Practice with snap caps in your room. Practice drawing the weapon from your holster. You can practice various scenarios of home defence with your weapon.

Check twice that there is no ammo in the gun or in the room you intend to practice in.

sadatpk
30-01-2013, 04:29 PM
Practice with snap caps in your room. Practice drawing the weapon from your holster. You can practice various scenarios of home defence with your weapon.

Check twice that there is no ammo in the gun or in the room you intend to practice in.
accessive dry firing may cause damage to fire pin,pls try to avoid it max if possible

tatur1
30-01-2013, 05:03 PM
use of a valid snapcap causes no damage to firing pin... Also I dont think using a snapcap or even dry firing at home will give you any experience about actually using your weapon... One thing that YOU MUST understand about your gun is its recoil and how you handle it... I have had a lot of trouble with flinch and recoil (lets admit it, everybody has!) and you will not get over it unless you actually fire your weapon enough.

It might be expensive, but if you want a handgun for SD, and you want to use it in SD cases (unless you want to literally offer your gun as a gift to bad guys) you really should afford ammo and frequent trips to shooting range.
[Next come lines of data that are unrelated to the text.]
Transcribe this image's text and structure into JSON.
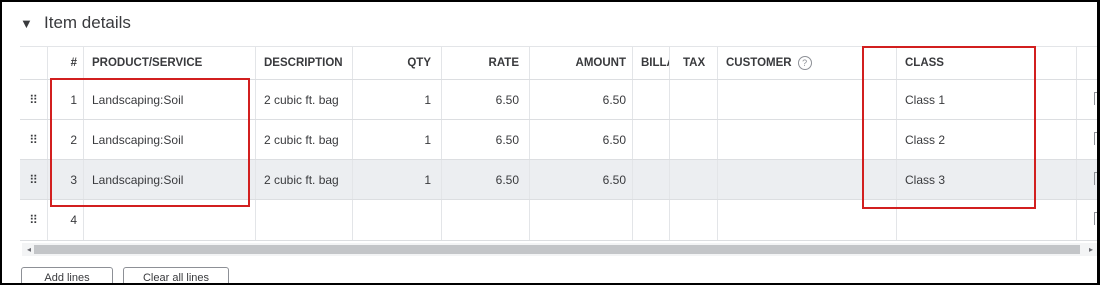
{
  "section": {
    "caret": "▼",
    "title": "Item details"
  },
  "columns": {
    "num": "#",
    "product": "PRODUCT/SERVICE",
    "description": "DESCRIPTION",
    "qty": "QTY",
    "rate": "RATE",
    "amount": "AMOUNT",
    "billable": "BILLA",
    "tax": "TAX",
    "customer": "CUSTOMER",
    "class": "CLASS"
  },
  "help_glyph": "?",
  "rows": [
    {
      "num": "1",
      "product": "Landscaping:Soil",
      "description": "2 cubic ft. bag",
      "qty": "1",
      "rate": "6.50",
      "amount": "6.50",
      "class": "Class 1"
    },
    {
      "num": "2",
      "product": "Landscaping:Soil",
      "description": "2 cubic ft. bag",
      "qty": "1",
      "rate": "6.50",
      "amount": "6.50",
      "class": "Class 2"
    },
    {
      "num": "3",
      "product": "Landscaping:Soil",
      "description": "2 cubic ft. bag",
      "qty": "1",
      "rate": "6.50",
      "amount": "6.50",
      "class": "Class 3"
    },
    {
      "num": "4",
      "product": "",
      "description": "",
      "qty": "",
      "rate": "",
      "amount": "",
      "class": ""
    }
  ],
  "drag_glyph": "⠿",
  "scroll": {
    "left": "◂",
    "right": "▸"
  },
  "buttons": {
    "add_lines": "Add lines",
    "clear_all": "Clear all lines"
  },
  "highlight_color": "#d21f1f"
}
Simply dry firing and practically drawing your weapon in room is not enough.

I recommend Nawaz bhai at ASCC, he is retired from Navy and very very cooperative. He has taught me a lot, target shooting, tactical shooting and even some self defense moves.... I have a compulsion that I have business to take care of so I can't just spare time to go there more often and I really regret what I am missing...

Dragg3r
30-01-2013, 06:02 PM
use of a valid snapcap causes no damage to firing pin... Also I dont think using a snapcap or even dry firing at home will give you any experience about actually using your weapon... One thing that YOU MUST understand about your gun is its recoil and how you handle it... I have had a lot of trouble with flinch and recoil (lets admit it, everybody has!) and you will not get over it unless you actually fire your weapon enough.

It might be expensive, but if you want a handgun for SD, and you want to use it in SD cases (unless you want to literally offer your gun as a gift to bad guys) you really should afford ammo and frequent trips to shooting range. Simply dry firing and practically drawing your weapon in room is not enough.

I recommend Nawaz bhai at ASCC, he is retired from Navy and very very cooperative. He has taught me a lot, target shooting, tactical shooting and even some self defense moves.... I have a compulsion that I have business to take care of so I can't just spare time to go there more often and I really regret what I am missing...

+1

Nawaz bhai at ASCC will be able to help you out alot and no doubt he is highly cooperative, so it would be best for you AMP11692 to visit ASCC and start practicing and gain self confidence in your weapon.

joney
30-01-2013, 08:47 PM
AMP Brother,

I hope you've got the answer of your question.

let me share my experience here.

Dry firing (with snap cap offcourse) will only help you to judge the weight of trigger. How your gun really act when you fire (Gun recoil, your hands movement) can only be judged with real shooting.

that's what i felt in my first shooting session. Try to find some friend out of town or some village ( if you do not have access in shooting range). it will be really helpful for you as well as will increase your confidence for shooting.

Happy and safe shooting.

AMP11692
30-01-2013, 09:06 PM
Thank you all very much, Yes you guys did help. I will try to find someone with similar needs and go to a farm or if nothing else. Make my way to the range.

Trigger_happy78
31-01-2013, 11:42 AM
Bro like other members said that dry firing is a great way to gain confidence in your weapon. Most of the modern firearms of today are safe to dry fire. You can pretend different scenarios, without firing a single shot. I do it often. But as other members said that try firing some live rounds too to get the feel of the gun and how it recoils.....